Sheptone Spanks the Chicken Picker
December 2010 - Port Orchard, WA – Sheptone, an American manufacturer of guitar pickups today announces the release of their new line of pickups for Tele-style electric guitars. All pickups are manufactured in the Port Orchard facility and are available immediately. The new model is designed to maintain the tones associated with Tele-style guitars but eliminate the problems often experienced by musicians over the years.
The new Sheptone Tele pickups are of vintage construction featuring either staggered pole pieces or flat-pole blackguard on the bridge pickups. The neck pickup is available with a chrome, nickel or gold cover. The bridge pickup is wound using #42 enamel wire with a standard resistance set of 7.6K, and the neck to 7.3K with #43 enamel wire. Alnico 5 magnets are standard on both. Pickups are wound to eliminate the large volume difference between the pickups of a typical telecaster set. Sheptone does allow custom orders, making Alnico 2 magnets and custom windings available upon request. The neck pickup is reverse wound and reverse polarized to eliminate noise and then is potted upside down to completely eliminate squeal by filling the airspace with wax. To further reduce feedback, the bridge pickup is potted in wax as well.
The Sheptone Tele pickups are based on original designs from the Fender Telecaster guitar, developed by Leo Fender in 1949. The guitar has been in production since its first inception and it has been the influence of many other electric guitars built by many of today’s builders. Being the first major production, solid body, electric guitar; the Telecaster had a major influence on players and music but not without its drawbacks. The original electronics posed certain performance problems when played live. The original pickups were known for creating unwanted squeals and feedback during shows and created challenges for musicians to prevent the noises from occurring during performance. The changes in design and production by Sheptone have solved these issues while maintaining the tone of the originals.
To give insight as to what drives Shep’s pursuit, he states “My philosophy is simple...pickups should be transparent and allow the primary tones of the wood to come through. It is a wooden instrument after all. If you really listen to those classic riffs and tones that we all know, you can hear the wood and that is the key.
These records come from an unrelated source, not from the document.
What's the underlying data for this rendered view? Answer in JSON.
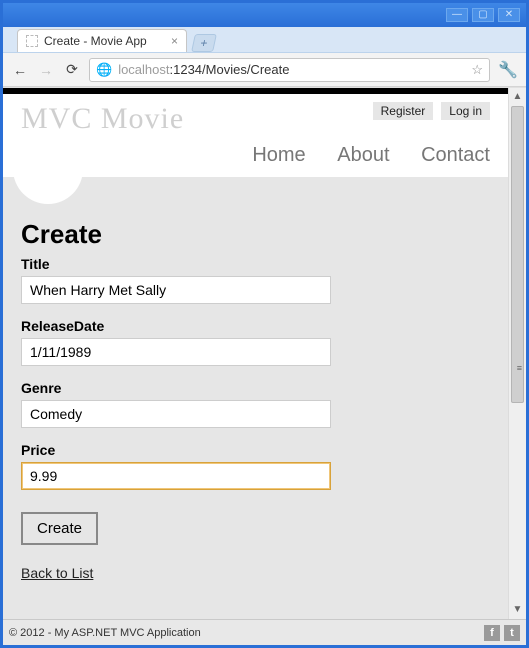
{
  "window": {
    "title": "Create - Movie App"
  },
  "browser": {
    "url_host": "localhost",
    "url_port_path": ":1234/Movies/Create"
  },
  "header": {
    "brand": "MVC Movie",
    "auth": {
      "register": "Register",
      "login": "Log in"
    },
    "nav": {
      "home": "Home",
      "about": "About",
      "contact": "Contact"
    }
  },
  "page": {
    "heading": "Create",
    "fields": {
      "title": {
        "label": "Title",
        "value": "When Harry Met Sally"
      },
      "release_date": {
        "label": "ReleaseDate",
        "value": "1/11/1989"
      },
      "genre": {
        "label": "Genre",
        "value": "Comedy"
      },
      "price": {
        "label": "Price",
        "value": "9.99"
      }
    },
    "submit": "Create",
    "back_link": "Back to List"
  },
  "footer": {
    "copyright": "© 2012 - My ASP.NET MVC Application"
  }
}
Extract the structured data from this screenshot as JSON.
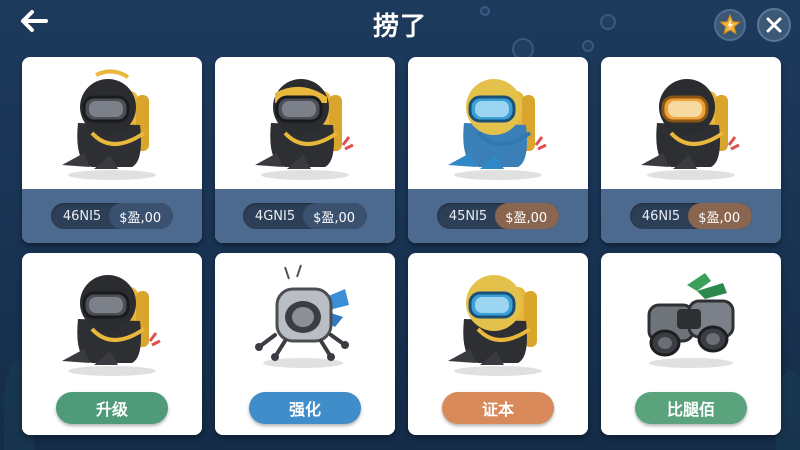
{
  "header": {
    "title": "捞了",
    "back_icon": "arrow-left-icon",
    "star_icon": "star-bolt-icon",
    "close_icon": "close-icon"
  },
  "colors": {
    "background": "#1d3a5c",
    "card_footer": "#4b6a8e",
    "star_gold": "#f0b23a",
    "button_green": "#4f9a78",
    "button_blue": "#3f8ec9",
    "button_orange": "#d88a5a"
  },
  "top_items": [
    {
      "code": "46NI5",
      "price": "$盈,00",
      "mask": "dark",
      "price_style": "blue"
    },
    {
      "code": "4GNI5",
      "price": "$盈,00",
      "mask": "gold",
      "price_style": "blue"
    },
    {
      "code": "45NI5",
      "price": "$盈,00",
      "mask": "blue",
      "price_style": "brown"
    },
    {
      "code": "46NI5",
      "price": "$盈,00",
      "mask": "orange",
      "price_style": "brown"
    }
  ],
  "bottom_items": [
    {
      "button": "升级",
      "art": "diver-dark",
      "button_style": "green"
    },
    {
      "button": "强化",
      "art": "drone",
      "button_style": "blue"
    },
    {
      "button": "证本",
      "art": "diver-blue",
      "button_style": "orange"
    },
    {
      "button": "比腿佰",
      "art": "binoculars",
      "button_style": "green2"
    }
  ]
}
While some secondary tone is inherent to each pickup’s design, the job of the pickup is to respond to the players' touch (dynamics), enhance the natural harmonics and overtones that accompany each note, and transfer this "voice" to the rest of the signal chain.”
To demonstrate the tones and performance of the new Sheptone Tele pickups, Sheptone has created sound files that customers can listen to online.
MSRP start at $90 each or $169 per pair
A little over seven years ago, Jeff Shepherd found himself in a local band and this is where the quest for tone began. An on-and-off recreational guitar player since the age of 12, the guitars he was playing live just didn’t sound the way he wanted. He purchased a set of 1958 Gibson PAF’s for a ridiculous $4000 to put in his EC-1000 and the difference was incredible. Being the type that likes to tinker and take things apart to see how they work (much to his parents dismay as a child), he began to experiment with winding his own pickups and comparing them to his 1958 originals, back and forth, adjust and re-adjust for over a year until he finally was able to duplicate THAT tone. Since then he has been fortunate enough to extensively analyze over 100 of those old humbuckers, developing a consistent modern recipe as a reasonably priced substitute for over-priced vintage pickups. With a lot of work and some luck along the way, his original curiosity exploded into a full time business, now shipping to every guitar playing country in the world based on word-of-mouth alone. Sheptone has since developed several lines of pickups including Strat, Tele, P90, Bass, and others based on the same principles and procedures.